But with THE GLASS KEY, THE BIG CLOCK and THE BLUE DAHLIA all either scheduled or about to be, I sure hope that they will be followed by THE BLACK ANGEL, PHANTOM LADY, THE KILLERS, CRISS CROSS, MINISTRY OF FEAR, CHRISTMAS HOLIDAY and THE GLASS WEB. Not quite noir, but it would be nice to see THE TATTERED DRESS again.

 

And as much Alan Ladd as possible would be nice. Were I at MCA, I'd have already issued DVD box sets for Ladd, Maria Montez, Tony Curtis and Audie Murphy. Oh - and all of the Randolph Scott Zane Grey westerns from the early 30s.

Link to post
Share on other sites

Well at least *The Big Clock* is available on DVD.

 

The one MCA title I do wish they could show on TCM is *I Walk Alone* with Burt Lancaster and Kirk Douglas (their first movie together, and a darn good noir). It has never been available on video in any format, to the best of my knowledge, and it's part of the Paramount titles they control, I believe.

 

P.S. The trailer for *The Blue Dahlia* is available here:

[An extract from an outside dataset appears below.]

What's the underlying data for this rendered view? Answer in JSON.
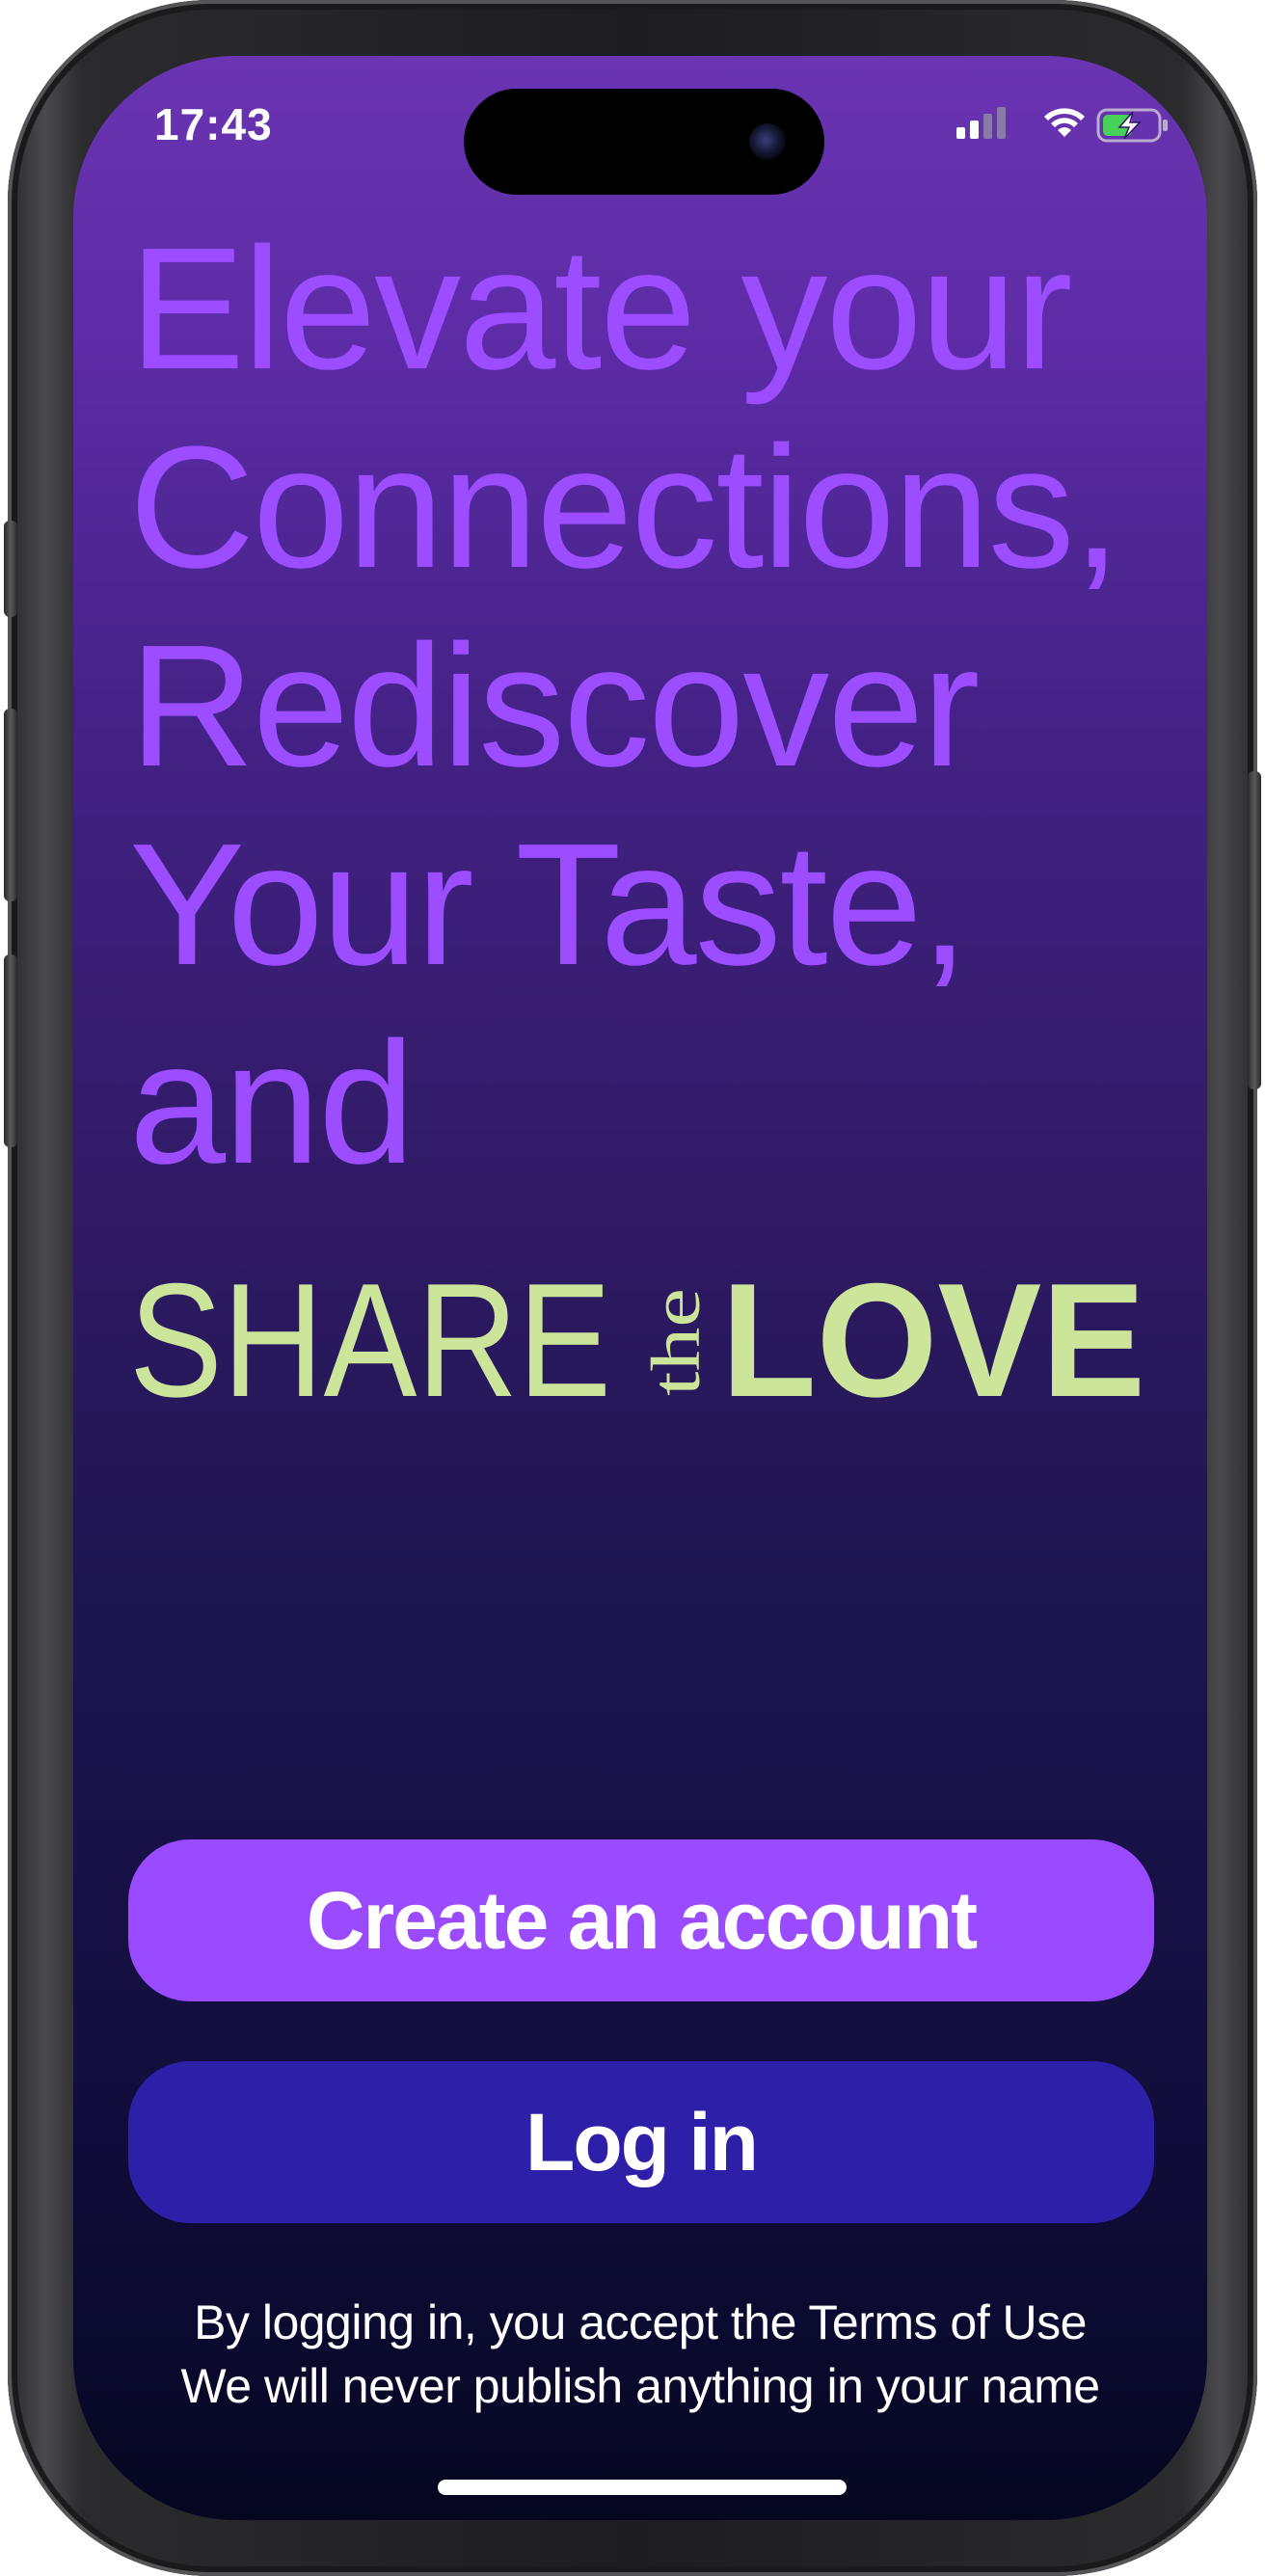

http://www.tcm.com/mediaroom/index/?o_cid=mediaroomlink&cid=215722

Link to post
Share on other sites

> {quote:title=FredCDobbs wrote:}{quote}

> >Well, that was the thing - I had heard of it only as it was mentioned in relation to "The Black Dahlia" case, and thinking I had heard it described as a 'crime/mystery' somewhere.

>

> It's sort of a Southern California murder-mystery. Takes place mostly at night. But it lacks a lot of norish qualities, such as no New York brownstone walk-ups, no hiding in alleys, no stark New York type shadows.

 

 

I agree about New York as being probably the most 'noir' city and somehow Chicago, while it has its share of good murders and mysteries - real and cimematic - I always think of as more 'gangster'/gangland, obviously as the midwest was the hub of the 20s & 30's crime/gang activity both urban as well as rural.

 

> So-Cal is ok for murder mysteries, but not appropriate for true noirs.

 

Do you think that the likes of Raymond Chandler or Dashiel Hammet had an impact on 'noir-izing' Los Angeles somewhat? And more recently Ellroy? He speaks of being supremely influenced by what he considers the quite fertile ground of the ' LA murder mystery', no doubt flagshipped by his own mother's murder case when he was a little boy

 

Message was edited by: Pia

Link to post
Share on other sites

> {quote:title=clore wrote:}{quote}

> I thought that I read about an agreement with MCA a while back, but they sure seem to be spoon feeding the product. Goodness, I see more Fox product of late on TCM and those guys already have their own venue. TCM has THE LODGER and the remake MAN IN THE ATTIC back-to-back coming up.

>

> But with THE GLASS KEY, THE BIG CLOCK and THE BLUE DAHLIA all either scheduled or about to be, I sure hope that they will be followed by THE BLACK ANGEL, PHANTOM LADY, THE KILLERS, CRISS CROSS, MINISTRY OF FEAR, CHRISTMAS HOLIDAY and THE GLASS WEB. Not quite noir, but it would be nice to see THE TATTERED DRESS again.

 

 

 

And I've just gotten 'Old Reliable' (our ancient VCR) hooked back up again! Oh boy!

Link to post
Share on other sites

I have yet to get a DVD recorder, but until I do, I pass on saving the color or letterboxed offerings on TCM. I don't mind watching full screen black-and-white on VHS, so I'll be taping quite a few myself once they become available.

Link to post
Share on other sites

Create an account or sign in to comment

You need to be a member in order to leave a comment

Create an account

Sign up for a new account in our community. It's easy!

Register a new account

Sign in

Already have an account? Sign in here.

Sign In Now
© 2021 Turner Classic Movies Inc. A Time Warner Company. All Rights Reserved Terms of Use | Privacy Policy | Cookie Settings
×
×
  • Create New...